> _WORK TO COMPLETE_: Your answer must be an exact repetition of every record.
——————
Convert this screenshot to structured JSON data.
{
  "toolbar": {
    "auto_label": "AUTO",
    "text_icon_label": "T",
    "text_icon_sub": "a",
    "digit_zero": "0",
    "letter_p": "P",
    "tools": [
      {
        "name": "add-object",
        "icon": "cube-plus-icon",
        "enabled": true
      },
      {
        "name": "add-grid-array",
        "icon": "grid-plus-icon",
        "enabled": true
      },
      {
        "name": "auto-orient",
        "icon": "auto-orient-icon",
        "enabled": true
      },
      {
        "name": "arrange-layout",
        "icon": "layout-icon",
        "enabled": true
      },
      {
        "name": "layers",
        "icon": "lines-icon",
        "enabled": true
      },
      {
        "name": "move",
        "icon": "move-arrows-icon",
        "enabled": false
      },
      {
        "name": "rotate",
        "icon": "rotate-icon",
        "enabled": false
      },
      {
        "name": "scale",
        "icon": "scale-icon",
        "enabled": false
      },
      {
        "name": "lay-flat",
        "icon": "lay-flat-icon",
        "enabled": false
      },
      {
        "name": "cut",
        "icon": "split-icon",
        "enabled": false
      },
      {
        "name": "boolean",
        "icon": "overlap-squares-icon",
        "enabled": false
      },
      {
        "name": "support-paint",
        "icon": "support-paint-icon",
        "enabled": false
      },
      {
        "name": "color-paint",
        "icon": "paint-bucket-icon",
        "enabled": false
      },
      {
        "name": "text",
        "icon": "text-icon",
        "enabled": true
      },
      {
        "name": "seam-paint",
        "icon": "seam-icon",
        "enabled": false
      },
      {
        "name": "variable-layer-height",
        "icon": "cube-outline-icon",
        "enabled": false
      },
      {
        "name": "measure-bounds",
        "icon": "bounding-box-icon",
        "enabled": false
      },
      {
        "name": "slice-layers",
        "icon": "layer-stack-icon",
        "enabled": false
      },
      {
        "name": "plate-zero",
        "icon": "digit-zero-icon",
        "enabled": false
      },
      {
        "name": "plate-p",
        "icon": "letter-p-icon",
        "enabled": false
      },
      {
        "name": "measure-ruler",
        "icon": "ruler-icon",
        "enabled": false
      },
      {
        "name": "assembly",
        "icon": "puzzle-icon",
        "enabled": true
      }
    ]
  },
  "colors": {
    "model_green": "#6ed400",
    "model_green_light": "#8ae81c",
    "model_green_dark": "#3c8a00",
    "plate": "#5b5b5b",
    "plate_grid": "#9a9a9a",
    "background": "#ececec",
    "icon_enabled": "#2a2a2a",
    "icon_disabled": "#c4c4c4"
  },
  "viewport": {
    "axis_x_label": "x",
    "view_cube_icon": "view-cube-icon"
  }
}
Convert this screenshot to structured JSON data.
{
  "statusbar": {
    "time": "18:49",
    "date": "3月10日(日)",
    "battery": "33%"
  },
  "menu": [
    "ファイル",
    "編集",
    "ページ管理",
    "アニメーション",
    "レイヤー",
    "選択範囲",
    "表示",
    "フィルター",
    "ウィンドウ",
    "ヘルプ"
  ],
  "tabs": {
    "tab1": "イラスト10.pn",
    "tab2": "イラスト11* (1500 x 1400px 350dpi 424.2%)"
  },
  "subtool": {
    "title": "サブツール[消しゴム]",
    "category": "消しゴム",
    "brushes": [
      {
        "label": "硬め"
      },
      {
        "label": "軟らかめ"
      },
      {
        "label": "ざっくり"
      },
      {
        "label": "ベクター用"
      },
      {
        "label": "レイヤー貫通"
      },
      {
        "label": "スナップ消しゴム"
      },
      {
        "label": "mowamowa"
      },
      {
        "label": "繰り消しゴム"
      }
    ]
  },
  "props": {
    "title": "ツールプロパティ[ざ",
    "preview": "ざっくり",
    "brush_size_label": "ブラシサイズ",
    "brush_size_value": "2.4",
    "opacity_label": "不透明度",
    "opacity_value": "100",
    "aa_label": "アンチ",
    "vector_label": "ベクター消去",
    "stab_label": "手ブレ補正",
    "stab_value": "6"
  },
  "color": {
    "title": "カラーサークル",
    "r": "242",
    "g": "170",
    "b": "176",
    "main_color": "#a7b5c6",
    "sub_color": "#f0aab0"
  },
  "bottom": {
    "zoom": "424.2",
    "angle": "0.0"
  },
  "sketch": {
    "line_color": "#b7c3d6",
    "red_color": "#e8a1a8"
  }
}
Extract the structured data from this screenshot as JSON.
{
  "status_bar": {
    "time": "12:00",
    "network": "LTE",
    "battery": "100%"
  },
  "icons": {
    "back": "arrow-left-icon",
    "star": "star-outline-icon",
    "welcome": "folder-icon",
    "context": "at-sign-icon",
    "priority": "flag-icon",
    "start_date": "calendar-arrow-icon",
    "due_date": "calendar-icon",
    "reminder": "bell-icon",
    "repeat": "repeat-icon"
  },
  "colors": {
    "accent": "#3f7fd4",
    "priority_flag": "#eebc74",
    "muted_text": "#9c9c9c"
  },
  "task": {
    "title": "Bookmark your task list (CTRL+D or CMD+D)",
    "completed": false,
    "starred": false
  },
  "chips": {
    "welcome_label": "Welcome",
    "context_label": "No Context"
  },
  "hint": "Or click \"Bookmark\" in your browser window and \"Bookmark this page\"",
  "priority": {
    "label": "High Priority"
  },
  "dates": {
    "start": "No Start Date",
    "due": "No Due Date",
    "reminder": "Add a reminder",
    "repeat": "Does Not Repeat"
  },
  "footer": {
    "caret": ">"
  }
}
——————
> _EXERCISE RESULT_:
Convert this screenshot to structured JSON data.
{
  "toolbar": {
    "auto_label": "AUTO",
    "text_icon_label": "T",
    "text_icon_sub": "a",
    "digit_zero": "0",
    "letter_p": "P",
    "tools": [
      {
        "name": "add-object",
        "icon": "cube-plus-icon",
        "enabled": true
      },
      {
        "name": "add-grid-array",
        "icon": "grid-plus-icon",
        "enabled": true
      },
      {
        "name": "auto-orient",
        "icon": "auto-orient-icon",
        "enabled": true
      },
      {
        "name": "arrange-layout",
        "icon": "layout-icon",
        "enabled": true
      },
      {
        "name": "layers",
        "icon": "lines-icon",
        "enabled": true
      },
      {
        "name": "move",
        "icon": "move-arrows-icon",
        "enabled": false
      },
      {
        "name": "rotate",
        "icon": "rotate-icon",
        "enabled": false
      },
      {
        "name": "scale",
        "icon": "scale-icon",
        "enabled": false
      },
      {
        "name": "lay-flat",
        "icon": "lay-flat-icon",
        "enabled": false
      },
      {
        "name": "cut",
        "icon": "split-icon",
        "enabled": false
      },
      {
        "name": "boolean",
        "icon": "overlap-squares-icon",
        "enabled": false
      },
      {
        "name": "support-paint",
        "icon": "support-paint-icon",
        "enabled": false
      },
      {
        "name": "color-paint",
        "icon": "paint-bucket-icon",
        "enabled": false
      },
      {
        "name": "text",
        "icon": "text-icon",
        "enabled": true
      },
      {
        "name": "seam-paint",
        "icon": "seam-icon",
        "enabled": false
      },
      {
        "name": "variable-layer-height",
        "icon": "cube-outline-icon",
        "enabled": false
      },
      {
        "name": "measure-bounds",
        "icon": "bounding-box-icon",
        "enabled": false
      },
      {
        "name": "slice-layers",
        "icon": "layer-stack-icon",
        "enabled": false
      },
      {
        "name": "plate-zero",
        "icon": "digit-zero-icon",
        "enabled": false
      },
      {
        "name": "plate-p",
        "icon": "letter-p-icon",
        "enabled": false
      },
      {
        "name": "measure-ruler",
        "icon": "ruler-icon",
        "enabled": false
      },
      {
        "name": "assembly",
        "icon": "puzzle-icon",
        "enabled": true
      }
    ]
  },
  "colors": {
    "model_green": "#6ed400",
    "model_green_light": "#8ae81c",
    "model_green_dark": "#3c8a00",
    "plate": "#5b5b5b",
    "plate_grid": "#9a9a9a",
    "background": "#ececec",
    "icon_enabled": "#2a2a2a",
    "icon_disabled": "#c4c4c4"
  },
  "viewport": {
    "axis_x_label": "x",
    "view_cube_icon": "view-cube-icon"
  }
}
Convert this screenshot to structured JSON data.
{
  "statusbar": {
    "time": "18:49",
    "date": "3月10日(日)",
    "battery": "33%"
  },
  "menu": [
    "ファイル",
    "編集",
    "ページ管理",
    "アニメーション",
    "レイヤー",
    "選択範囲",
    "表示",
    "フィルター",
    "ウィンドウ",
    "ヘルプ"
  ],
  "tabs": {
    "tab1": "イラスト10.pn",
    "tab2": "イラスト11* (1500 x 1400px 350dpi 424.2%)"
  },
  "subtool": {
    "title": "サブツール[消しゴム]",
    "category": "消しゴム",
    "brushes": [
      {
        "label": "硬め"
      },
      {
        "label": "軟らかめ"
      },
      {
        "label": "ざっくり"
      },
      {
        "label": "ベクター用"
      },
      {
        "label": "レイヤー貫通"
      },
      {
        "label": "スナップ消しゴム"
      },
      {
        "label": "mowamowa"
      },
      {
        "label": "繰り消しゴム"
      }
    ]
  },
  "props": {
    "title": "ツールプロパティ[ざ",
    "preview": "ざっくり",
    "brush_size_label": "ブラシサイズ",
    "brush_size_value": "2.4",
    "opacity_label": "不透明度",
    "opacity_value": "100",
    "aa_label": "アンチ",
    "vector_label": "ベクター消去",
    "stab_label": "手ブレ補正",
    "stab_value": "6"
  },
  "color": {
    "title": "カラーサークル",
    "r": "242",
    "g": "170",
    "b": "176",
    "main_color": "#a7b5c6",
    "sub_color": "#f0aab0"
  },
  "bottom": {
    "zoom": "424.2",
    "angle": "0.0"
  },
  "sketch": {
    "line_color": "#b7c3d6",
    "red_color": "#e8a1a8"
  }
}
Extract the structured data from this screenshot as JSON.
{
  "status_bar": {
    "time": "12:00",
    "network": "LTE",
    "battery": "100%"
  },
  "icons": {
    "back": "arrow-left-icon",
    "star": "star-outline-icon",
    "welcome": "folder-icon",
    "context": "at-sign-icon",
    "priority": "flag-icon",
    "start_date": "calendar-arrow-icon",
    "due_date": "calendar-icon",
    "reminder": "bell-icon",
    "repeat": "repeat-icon"
  },
  "colors": {
    "accent": "#3f7fd4",
    "priority_flag": "#eebc74",
    "muted_text": "#9c9c9c"
  },
  "task": {
    "title": "Bookmark your task list (CTRL+D or CMD+D)",
    "completed": false,
    "starred": false
  },
  "chips": {
    "welcome_label": "Welcome",
    "context_label": "No Context"
  },
  "hint": "Or click \"Bookmark\" in your browser window and \"Bookmark this page\"",
  "priority": {
    "label": "High Priority"
  },
  "dates": {
    "start": "No Start Date",
    "due": "No Due Date",
    "reminder": "Add a reminder",
    "repeat": "Does Not Repeat"
  },
  "footer": {
    "caret": ">"
  }
}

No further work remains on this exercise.